(THE DATA Opens)
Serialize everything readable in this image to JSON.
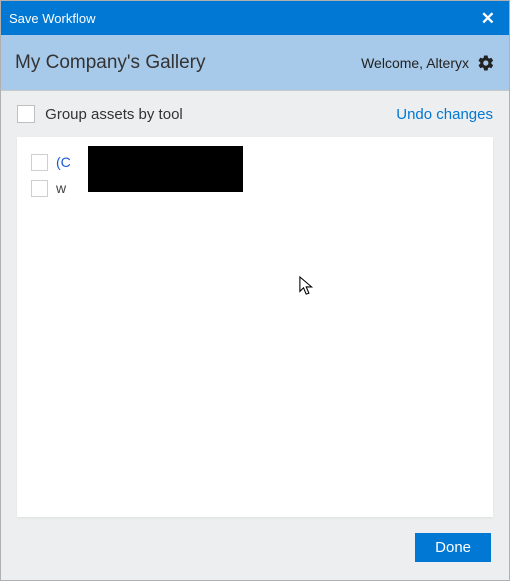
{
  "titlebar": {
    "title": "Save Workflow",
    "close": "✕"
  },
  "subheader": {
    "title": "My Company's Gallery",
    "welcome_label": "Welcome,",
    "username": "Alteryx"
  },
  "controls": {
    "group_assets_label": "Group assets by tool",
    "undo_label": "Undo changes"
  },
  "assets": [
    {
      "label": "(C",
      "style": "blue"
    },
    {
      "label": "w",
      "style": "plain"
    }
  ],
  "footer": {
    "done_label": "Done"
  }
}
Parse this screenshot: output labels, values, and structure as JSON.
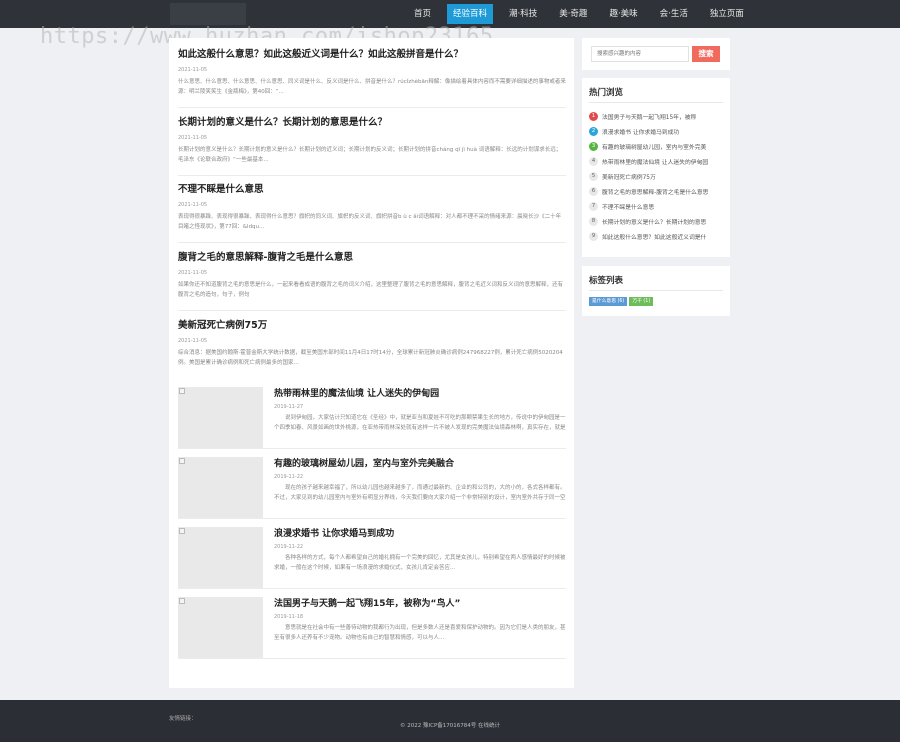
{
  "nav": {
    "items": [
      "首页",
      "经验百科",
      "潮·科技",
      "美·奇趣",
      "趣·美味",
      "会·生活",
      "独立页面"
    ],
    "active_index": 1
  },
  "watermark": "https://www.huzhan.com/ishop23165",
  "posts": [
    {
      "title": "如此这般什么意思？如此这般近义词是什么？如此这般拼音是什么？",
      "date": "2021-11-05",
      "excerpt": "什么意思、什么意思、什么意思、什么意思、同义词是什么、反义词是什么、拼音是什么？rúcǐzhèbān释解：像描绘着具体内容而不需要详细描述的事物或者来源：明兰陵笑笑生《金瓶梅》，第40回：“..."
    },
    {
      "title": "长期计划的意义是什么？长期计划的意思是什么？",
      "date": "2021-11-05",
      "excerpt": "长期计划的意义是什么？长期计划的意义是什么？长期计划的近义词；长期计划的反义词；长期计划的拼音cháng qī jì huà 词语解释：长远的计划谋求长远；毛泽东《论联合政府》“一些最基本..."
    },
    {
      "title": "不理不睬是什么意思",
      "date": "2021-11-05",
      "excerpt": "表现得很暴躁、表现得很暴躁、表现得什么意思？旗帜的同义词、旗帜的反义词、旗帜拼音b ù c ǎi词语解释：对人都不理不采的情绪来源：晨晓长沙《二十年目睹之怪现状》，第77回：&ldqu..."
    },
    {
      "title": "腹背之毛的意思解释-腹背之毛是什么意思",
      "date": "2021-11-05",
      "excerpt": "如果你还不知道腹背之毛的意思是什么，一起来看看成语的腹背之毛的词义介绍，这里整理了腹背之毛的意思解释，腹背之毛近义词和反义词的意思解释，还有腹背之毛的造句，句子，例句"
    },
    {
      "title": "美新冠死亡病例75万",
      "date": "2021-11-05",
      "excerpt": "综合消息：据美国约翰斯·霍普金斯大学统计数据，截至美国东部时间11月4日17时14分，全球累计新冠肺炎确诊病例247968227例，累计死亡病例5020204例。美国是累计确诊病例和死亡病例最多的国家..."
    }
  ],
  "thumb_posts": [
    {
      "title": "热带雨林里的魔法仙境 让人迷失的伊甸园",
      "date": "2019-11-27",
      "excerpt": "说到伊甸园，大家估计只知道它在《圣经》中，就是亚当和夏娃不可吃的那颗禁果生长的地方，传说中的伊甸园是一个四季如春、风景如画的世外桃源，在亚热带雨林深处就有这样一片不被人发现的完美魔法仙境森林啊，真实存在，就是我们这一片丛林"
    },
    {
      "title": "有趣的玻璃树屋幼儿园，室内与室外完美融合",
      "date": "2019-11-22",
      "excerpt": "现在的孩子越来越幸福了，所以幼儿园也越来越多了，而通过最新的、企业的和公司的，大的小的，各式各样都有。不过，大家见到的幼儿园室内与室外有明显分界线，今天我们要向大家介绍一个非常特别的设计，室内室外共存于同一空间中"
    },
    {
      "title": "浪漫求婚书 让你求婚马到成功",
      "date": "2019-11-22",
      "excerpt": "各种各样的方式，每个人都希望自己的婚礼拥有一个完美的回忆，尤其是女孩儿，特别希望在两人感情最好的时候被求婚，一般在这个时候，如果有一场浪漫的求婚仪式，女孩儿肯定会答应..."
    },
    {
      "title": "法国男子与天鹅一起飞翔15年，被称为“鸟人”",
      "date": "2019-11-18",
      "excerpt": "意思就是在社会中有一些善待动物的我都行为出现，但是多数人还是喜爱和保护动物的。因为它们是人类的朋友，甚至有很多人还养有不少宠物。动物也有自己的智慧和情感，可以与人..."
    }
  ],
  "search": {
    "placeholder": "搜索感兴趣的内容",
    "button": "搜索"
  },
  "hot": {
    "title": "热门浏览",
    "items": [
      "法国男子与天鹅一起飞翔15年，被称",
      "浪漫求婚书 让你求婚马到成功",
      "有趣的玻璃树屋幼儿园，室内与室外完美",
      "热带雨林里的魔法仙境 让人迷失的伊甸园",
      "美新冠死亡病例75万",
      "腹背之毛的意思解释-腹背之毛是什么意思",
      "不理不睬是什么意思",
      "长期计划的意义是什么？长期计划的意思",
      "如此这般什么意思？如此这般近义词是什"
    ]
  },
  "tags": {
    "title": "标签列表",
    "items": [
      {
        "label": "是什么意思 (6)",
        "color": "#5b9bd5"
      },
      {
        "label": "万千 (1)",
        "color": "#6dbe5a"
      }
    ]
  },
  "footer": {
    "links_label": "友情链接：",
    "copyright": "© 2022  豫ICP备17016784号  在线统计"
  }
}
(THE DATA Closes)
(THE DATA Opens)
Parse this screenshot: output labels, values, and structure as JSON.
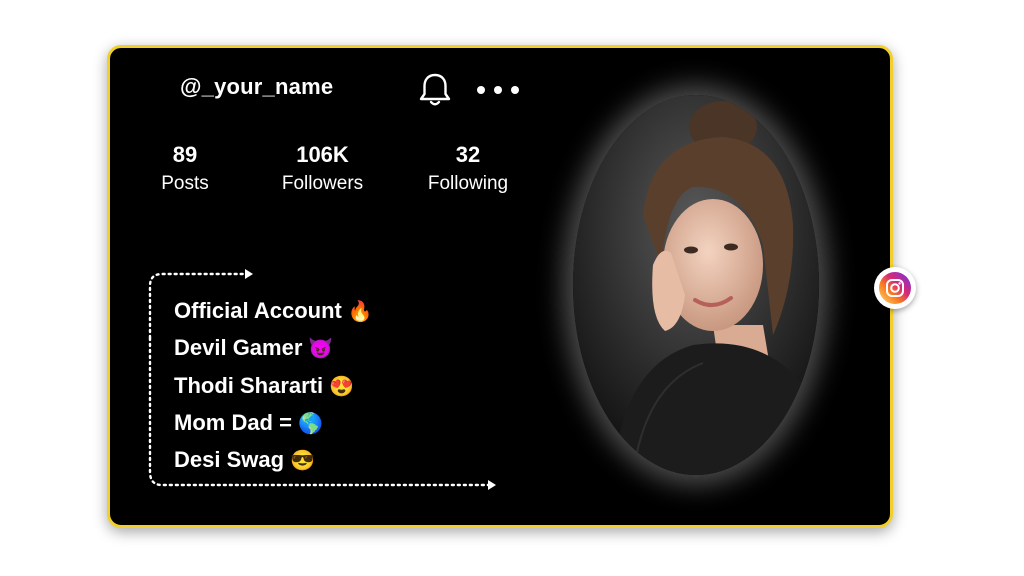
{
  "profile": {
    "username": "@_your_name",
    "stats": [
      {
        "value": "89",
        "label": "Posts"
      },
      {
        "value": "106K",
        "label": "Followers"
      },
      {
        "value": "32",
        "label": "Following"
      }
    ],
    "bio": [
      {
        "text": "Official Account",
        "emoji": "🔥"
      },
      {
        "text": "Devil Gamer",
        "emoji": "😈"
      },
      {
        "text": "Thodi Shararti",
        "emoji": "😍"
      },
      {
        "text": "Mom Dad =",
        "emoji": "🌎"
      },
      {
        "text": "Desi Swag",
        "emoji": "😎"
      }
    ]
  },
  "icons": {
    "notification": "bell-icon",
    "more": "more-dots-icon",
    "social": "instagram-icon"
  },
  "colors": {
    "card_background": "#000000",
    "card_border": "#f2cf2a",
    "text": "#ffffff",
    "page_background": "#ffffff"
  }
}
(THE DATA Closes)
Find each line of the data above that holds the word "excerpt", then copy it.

ANSWER FOR THIS EXERCISE –
      "excerpt": "什么意思、什么意思、什么意思、什么意思、同义词是什么、反义词是什么、拼音是什么？rúcǐzhèbān释解：像描绘着具体内容而不需要详细描述的事物或者来源：明兰陵笑笑生《金瓶梅》，第40回：“..."
      "excerpt": "长期计划的意义是什么？长期计划的意义是什么？长期计划的近义词；长期计划的反义词；长期计划的拼音cháng qī jì huà 词语解释：长远的计划谋求长远；毛泽东《论联合政府》“一些最基本..."
      "excerpt": "表现得很暴躁、表现得很暴躁、表现得什么意思？旗帜的同义词、旗帜的反义词、旗帜拼音b ù c ǎi词语解释：对人都不理不采的情绪来源：晨晓长沙《二十年目睹之怪现状》，第77回：&ldqu..."
      "excerpt": "如果你还不知道腹背之毛的意思是什么，一起来看看成语的腹背之毛的词义介绍，这里整理了腹背之毛的意思解释，腹背之毛近义词和反义词的意思解释，还有腹背之毛的造句，句子，例句"
      "excerpt": "综合消息：据美国约翰斯·霍普金斯大学统计数据，截至美国东部时间11月4日17时14分，全球累计新冠肺炎确诊病例247968227例，累计死亡病例5020204例。美国是累计确诊病例和死亡病例最多的国家..."
      "excerpt": "说到伊甸园，大家估计只知道它在《圣经》中，就是亚当和夏娃不可吃的那颗禁果生长的地方，传说中的伊甸园是一个四季如春、风景如画的世外桃源，在亚热带雨林深处就有这样一片不被人发现的完美魔法仙境森林啊，真实存在，就是我们这一片丛林"
      "excerpt": "现在的孩子越来越幸福了，所以幼儿园也越来越多了，而通过最新的、企业的和公司的，大的小的，各式各样都有。不过，大家见到的幼儿园室内与室外有明显分界线，今天我们要向大家介绍一个非常特别的设计，室内室外共存于同一空间中"
      "excerpt": "各种各样的方式，每个人都希望自己的婚礼拥有一个完美的回忆，尤其是女孩儿，特别希望在两人感情最好的时候被求婚，一般在这个时候，如果有一场浪漫的求婚仪式，女孩儿肯定会答应..."
      "excerpt": "意思就是在社会中有一些善待动物的我都行为出现，但是多数人还是喜爱和保护动物的。因为它们是人类的朋友，甚至有很多人还养有不少宠物。动物也有自己的智慧和情感，可以与人..."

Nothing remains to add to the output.